IT contractors are looking at the financial services sector for job opportunities as it rebounds strongly from...
the credit crunch, while the public sector enters a crisis of its own.
The recent financial services slowdown, which started with the credit crunch, resulted in financial services businesses cutting staff in their thousands. The sector relies heavily on technology and until the financial crisis was seen as the place to be for IT professionals. Then the credit crunch saw thousands let go as banks cut costs and rationalised. Many IT professionals saw the public sector as a safer bet going forward.
But things have changed. The public sector now faces its biggest ever cuts and IT is bound to take a huge hit. Meanwhile research from contractor service provider Giant Group reveals that the finance sector is recruiting IT workers again.
The research found that 36.7% of IT contractors think the financial services sector will create the most IT jobs over the next 12 months. This compares with 22% this time last year.
"The private sector recovery is well and truly under way," said Giant Group managing director Matthew Brown. "The banking sector in particular is growing at the fastest rate since before the financial crisis and those same team leaders who were told to let contractors go at the start of the recession are being instructed to start hiring again.
"The big commercial banks are in a much better state than they were last year and many are beginning to kick-start projects that stalled during the recession. Investment banks are also back in rude health after their near-death experience, although recent results suggest the sector is not yet consistently firing on all cylinders."
The company said that the number of IT workers who had been without work for 90 days or more dropped significantly this year to 6.5% compared with over 10% last year.

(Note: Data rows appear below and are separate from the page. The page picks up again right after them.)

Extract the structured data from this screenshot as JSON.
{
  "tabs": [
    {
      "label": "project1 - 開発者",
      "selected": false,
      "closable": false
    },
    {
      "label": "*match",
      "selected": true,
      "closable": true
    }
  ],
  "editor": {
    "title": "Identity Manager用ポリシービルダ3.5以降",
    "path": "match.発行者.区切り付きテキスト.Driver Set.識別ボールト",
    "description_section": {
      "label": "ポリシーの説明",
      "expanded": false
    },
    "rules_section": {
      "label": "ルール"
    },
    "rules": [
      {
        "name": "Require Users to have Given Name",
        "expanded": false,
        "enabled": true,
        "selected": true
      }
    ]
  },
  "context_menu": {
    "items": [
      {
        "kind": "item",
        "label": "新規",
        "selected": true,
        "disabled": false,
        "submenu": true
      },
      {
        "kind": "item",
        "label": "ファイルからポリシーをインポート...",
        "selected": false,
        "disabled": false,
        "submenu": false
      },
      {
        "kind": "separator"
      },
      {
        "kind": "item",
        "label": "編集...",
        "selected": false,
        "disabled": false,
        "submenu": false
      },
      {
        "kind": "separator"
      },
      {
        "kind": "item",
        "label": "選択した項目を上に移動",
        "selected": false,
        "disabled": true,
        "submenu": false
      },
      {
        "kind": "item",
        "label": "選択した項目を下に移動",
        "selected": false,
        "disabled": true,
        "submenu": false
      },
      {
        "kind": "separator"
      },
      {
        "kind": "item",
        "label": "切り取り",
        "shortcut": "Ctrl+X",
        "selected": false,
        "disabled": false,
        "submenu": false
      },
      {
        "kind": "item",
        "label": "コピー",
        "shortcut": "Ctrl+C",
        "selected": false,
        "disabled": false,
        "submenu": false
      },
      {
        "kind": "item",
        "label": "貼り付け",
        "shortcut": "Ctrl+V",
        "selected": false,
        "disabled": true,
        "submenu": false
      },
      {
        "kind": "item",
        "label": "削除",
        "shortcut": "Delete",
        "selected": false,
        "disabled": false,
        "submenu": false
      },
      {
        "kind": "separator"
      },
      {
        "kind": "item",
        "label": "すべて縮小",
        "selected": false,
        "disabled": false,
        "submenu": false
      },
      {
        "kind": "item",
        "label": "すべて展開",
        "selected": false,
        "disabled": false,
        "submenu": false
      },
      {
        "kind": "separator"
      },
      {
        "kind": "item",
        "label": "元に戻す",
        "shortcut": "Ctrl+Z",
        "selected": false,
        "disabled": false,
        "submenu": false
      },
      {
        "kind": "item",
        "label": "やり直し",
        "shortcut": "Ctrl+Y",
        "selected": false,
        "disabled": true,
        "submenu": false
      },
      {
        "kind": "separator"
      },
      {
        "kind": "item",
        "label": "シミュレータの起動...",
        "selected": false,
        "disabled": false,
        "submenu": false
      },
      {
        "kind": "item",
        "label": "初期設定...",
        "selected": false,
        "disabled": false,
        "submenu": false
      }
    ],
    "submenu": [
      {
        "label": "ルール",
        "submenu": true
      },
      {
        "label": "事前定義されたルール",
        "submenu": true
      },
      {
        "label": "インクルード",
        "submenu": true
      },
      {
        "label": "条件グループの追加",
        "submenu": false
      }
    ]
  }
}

Before Lehman Brothers collapsed, triggering the financial service crisis, this figure was 5%.
But the public sector, like the finance industry, is home to hundreds of thousands of IT professionals in the UK, and it is heading in the opposite direction. Just 4.5% of IT contractors expected the public sector to create the most IT jobs in 2011 - a massive drop from the 24.7% figure recorded in the fourth quarter of 2009.
"With the public sector facing large-scale redundancies, there will be little room for additional spend on temporary staff over the next year," said Brown "A lot of projects that would have created opportunities for contractors are either being put on hold or axed altogether."
According to Brown, contractors might be at an advantage compared to permanent staff: "While the outlook for contractors in the public sector may look bleak now, the public sector will remain under intense pressure to keep permanent headcounts down for some time. In the medium term, this could create opportunities for contractors, who may benefit when the public sector experiences short-term spikes in project work."